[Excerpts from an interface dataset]

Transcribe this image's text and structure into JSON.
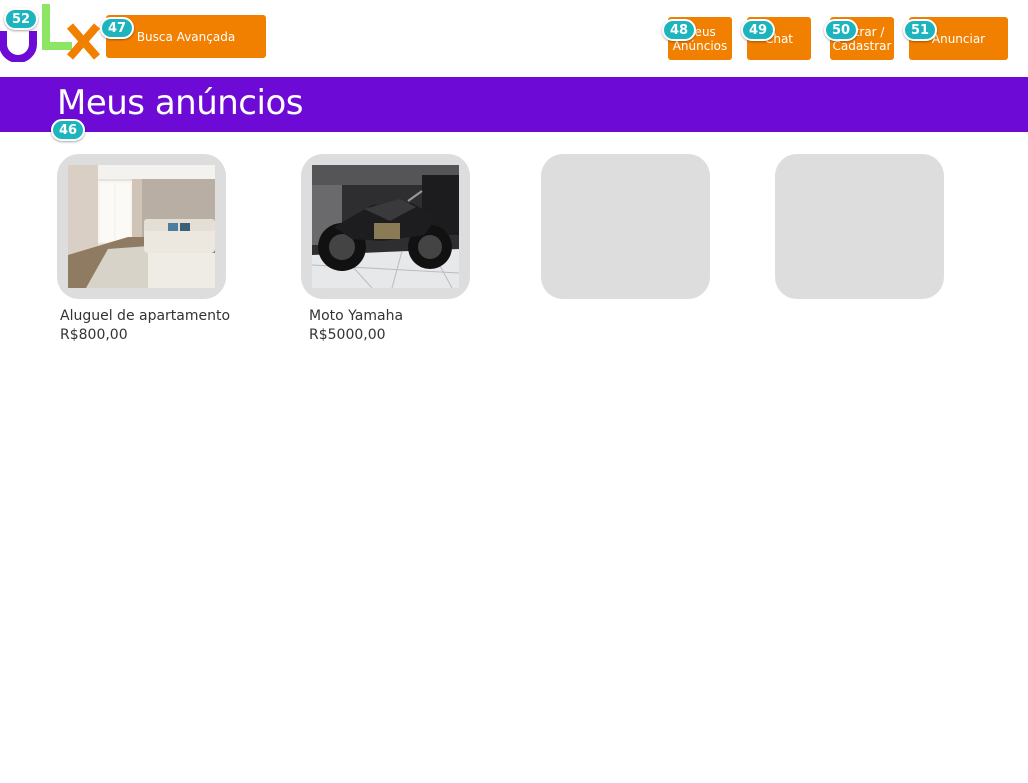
{
  "header": {
    "logo_alt": "OLX",
    "buttons": {
      "busca_avancada": "Busca Avançada",
      "meus_anuncios": "Meus Anúncios",
      "chat": "Chat",
      "entrar_cadastrar": "Entrar / Cadastrar",
      "anunciar": "Anunciar"
    },
    "badges": {
      "logo": "52",
      "busca_avancada": "47",
      "meus_anuncios": "48",
      "chat": "49",
      "entrar_cadastrar": "50",
      "anunciar": "51"
    }
  },
  "page": {
    "title": "Meus anúncios",
    "title_badge": "46"
  },
  "listings": [
    {
      "title": "Aluguel de apartamento",
      "price": "R$800,00",
      "image": "living-room-photo"
    },
    {
      "title": "Moto Yamaha",
      "price": "R$5000,00",
      "image": "motorcycle-photo"
    },
    {
      "title": "",
      "price": "",
      "image": "empty-placeholder"
    },
    {
      "title": "",
      "price": "",
      "image": "empty-placeholder"
    }
  ],
  "colors": {
    "brand_purple": "#6e0ad6",
    "brand_orange": "#f28000",
    "brand_green": "#8ce563",
    "badge_teal": "#1cb5bd",
    "card_gray": "#dddddd"
  }
}
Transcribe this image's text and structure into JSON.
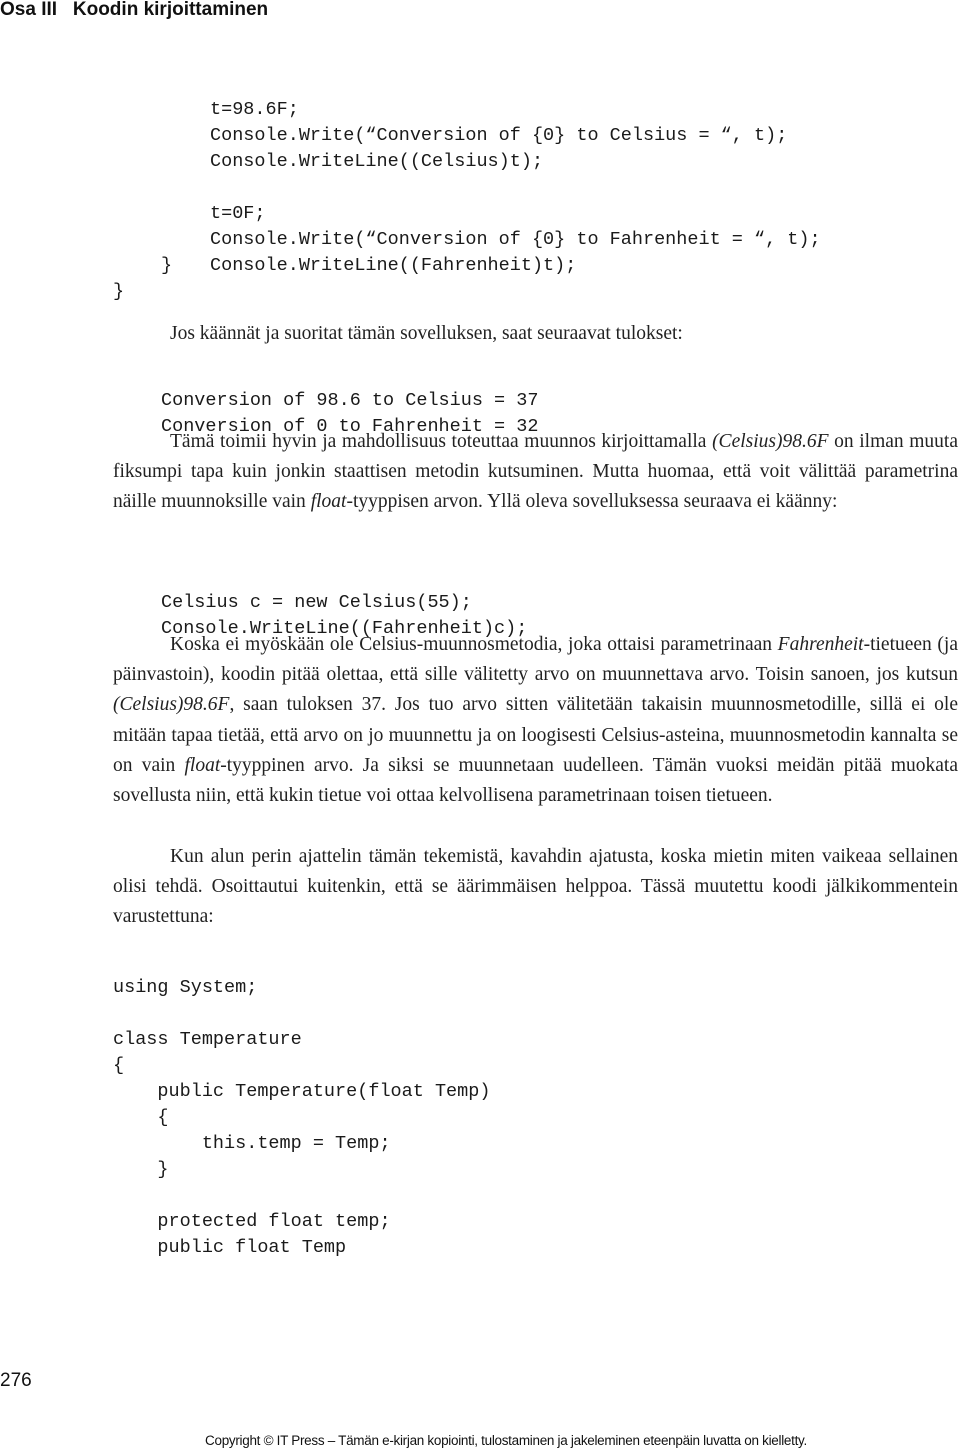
{
  "header": {
    "part": "Osa III",
    "title": "Koodin kirjoittaminen"
  },
  "code_block_1": [
    "t=98.6F;",
    "Console.Write(“Conversion of {0} to Celsius = “, t);",
    "Console.WriteLine((Celsius)t);",
    "",
    "t=0F;",
    "Console.Write(“Conversion of {0} to Fahrenheit = “, t);",
    "Console.WriteLine((Fahrenheit)t);"
  ],
  "closing_braces": [
    "}",
    "}"
  ],
  "intro_output": "Jos käännät ja suoritat tämän sovelluksen, saat seuraavat tulokset:",
  "output_lines": [
    "Conversion of 98.6 to Celsius = 37",
    "Conversion of 0 to Fahrenheit = 32"
  ],
  "paragraph_1": {
    "part1": "Tämä toimii hyvin ja mahdollisuus toteuttaa muunnos kirjoittamalla ",
    "italic1": "(Celsius)98.6F",
    "part2": " on ilman muuta fiksumpi tapa kuin jonkin staattisen metodin kutsuminen. Mutta huomaa, että voit välittää parametrina näille muunnoksille vain ",
    "italic2": "float",
    "part3": "-tyyppisen arvon. Yllä oleva sovelluksessa seuraava ei käänny:"
  },
  "code_block_2": [
    "Celsius c = new Celsius(55);",
    "Console.WriteLine((Fahrenheit)c);"
  ],
  "paragraph_2": {
    "part1": "Koska ei myöskään ole Celsius-muunnosmetodia, joka ottaisi parametrinaan ",
    "italic1": "Fahrenheit",
    "part2": "-tietueen (ja päinvastoin), koodin pitää olettaa, että sille välitetty arvo on muunnettava arvo. Toisin sanoen, jos kutsun ",
    "italic2": "(Celsius)98.6F",
    "part3": ", saan tuloksen 37. Jos tuo arvo sitten välitetään takaisin muunnosmetodille, sillä ei ole mitään tapaa tietää, että arvo on jo muunnettu ja on loogisesti Celsius-asteina, muunnosmetodin kannalta se on vain ",
    "italic3": "float",
    "part4": "-tyyppinen arvo. Ja siksi se muunnetaan uudelleen. Tämän vuoksi meidän pitää muokata sovellusta niin, että kukin tietue voi ottaa kelvollisena parametrinaan toisen tietueen."
  },
  "paragraph_3": "Kun alun perin ajattelin tämän tekemistä, kavahdin ajatusta, koska mietin miten vaikeaa sellainen olisi tehdä. Osoittautui kuitenkin, että se äärimmäisen helppoa. Tässä muutettu koodi jälkikommentein varustettuna:",
  "code_block_3": [
    "using System;",
    "",
    "class Temperature",
    "{",
    "    public Temperature(float Temp)",
    "    {",
    "        this.temp = Temp;",
    "    }",
    "",
    "    protected float temp;",
    "    public float Temp"
  ],
  "page_number": "276",
  "footer": "Copyright © IT Press – Tämän e-kirjan kopiointi, tulostaminen ja jakeleminen eteenpäin luvatta on kielletty."
}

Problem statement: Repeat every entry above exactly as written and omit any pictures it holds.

Result for this exercise:
Transcribe this image's text and structure into JSON.
{
  "header": {
    "logo_alt": "OLX",
    "buttons": {
      "busca_avancada": "Busca Avançada",
      "meus_anuncios": "Meus Anúncios",
      "chat": "Chat",
      "entrar_cadastrar": "Entrar / Cadastrar",
      "anunciar": "Anunciar"
    },
    "badges": {
      "logo": "52",
      "busca_avancada": "47",
      "meus_anuncios": "48",
      "chat": "49",
      "entrar_cadastrar": "50",
      "anunciar": "51"
    }
  },
  "page": {
    "title": "Meus anúncios",
    "title_badge": "46"
  },
  "listings": [
    {
      "title": "Aluguel de apartamento",
      "price": "R$800,00",
      "image": "living-room-photo"
    },
    {
      "title": "Moto Yamaha",
      "price": "R$5000,00",
      "image": "motorcycle-photo"
    },
    {
      "title": "",
      "price": "",
      "image": "empty-placeholder"
    },
    {
      "title": "",
      "price": "",
      "image": "empty-placeholder"
    }
  ],
  "colors": {
    "brand_purple": "#6e0ad6",
    "brand_orange": "#f28000",
    "brand_green": "#8ce563",
    "badge_teal": "#1cb5bd",
    "card_gray": "#dddddd"
  }
}
Transcribe this image's text and structure into JSON.
{
  "header": {
    "part": "Osa III",
    "title": "Koodin kirjoittaminen"
  },
  "code_block_1": [
    "t=98.6F;",
    "Console.Write(“Conversion of {0} to Celsius = “, t);",
    "Console.WriteLine((Celsius)t);",
    "",
    "t=0F;",
    "Console.Write(“Conversion of {0} to Fahrenheit = “, t);",
    "Console.WriteLine((Fahrenheit)t);"
  ],
  "closing_braces": [
    "}",
    "}"
  ],
  "intro_output": "Jos käännät ja suoritat tämän sovelluksen, saat seuraavat tulokset:",
  "output_lines": [
    "Conversion of 98.6 to Celsius = 37",
    "Conversion of 0 to Fahrenheit = 32"
  ],
  "paragraph_1": {
    "part1": "Tämä toimii hyvin ja mahdollisuus toteuttaa muunnos kirjoittamalla ",
    "italic1": "(Celsius)98.6F",
    "part2": " on ilman muuta fiksumpi tapa kuin jonkin staattisen metodin kutsuminen. Mutta huomaa, että voit välittää parametrina näille muunnoksille vain ",
    "italic2": "float",
    "part3": "-tyyppisen arvon. Yllä oleva sovelluksessa seuraava ei käänny:"
  },
  "code_block_2": [
    "Celsius c = new Celsius(55);",
    "Console.WriteLine((Fahrenheit)c);"
  ],
  "paragraph_2": {
    "part1": "Koska ei myöskään ole Celsius-muunnosmetodia, joka ottaisi parametrinaan ",
    "italic1": "Fahrenheit",
    "part2": "-tietueen (ja päinvastoin), koodin pitää olettaa, että sille välitetty arvo on muunnettava arvo. Toisin sanoen, jos kutsun ",
    "italic2": "(Celsius)98.6F",
    "part3": ", saan tuloksen 37. Jos tuo arvo sitten välitetään takaisin muunnosmetodille, sillä ei ole mitään tapaa tietää, että arvo on jo muunnettu ja on loogisesti Celsius-asteina, muunnosmetodin kannalta se on vain ",
    "italic3": "float",
    "part4": "-tyyppinen arvo. Ja siksi se muunnetaan uudelleen. Tämän vuoksi meidän pitää muokata sovellusta niin, että kukin tietue voi ottaa kelvollisena parametrinaan toisen tietueen."
  },
  "paragraph_3": "Kun alun perin ajattelin tämän tekemistä, kavahdin ajatusta, koska mietin miten vaikeaa sellainen olisi tehdä. Osoittautui kuitenkin, että se äärimmäisen helppoa. Tässä muutettu koodi jälkikommentein varustettuna:",
  "code_block_3": [
    "using System;",
    "",
    "class Temperature",
    "{",
    "    public Temperature(float Temp)",
    "    {",
    "        this.temp = Temp;",
    "    }",
    "",
    "    protected float temp;",
    "    public float Temp"
  ],
  "page_number": "276",
  "footer": "Copyright © IT Press – Tämän e-kirjan kopiointi, tulostaminen ja jakeleminen eteenpäin luvatta on kielletty."
}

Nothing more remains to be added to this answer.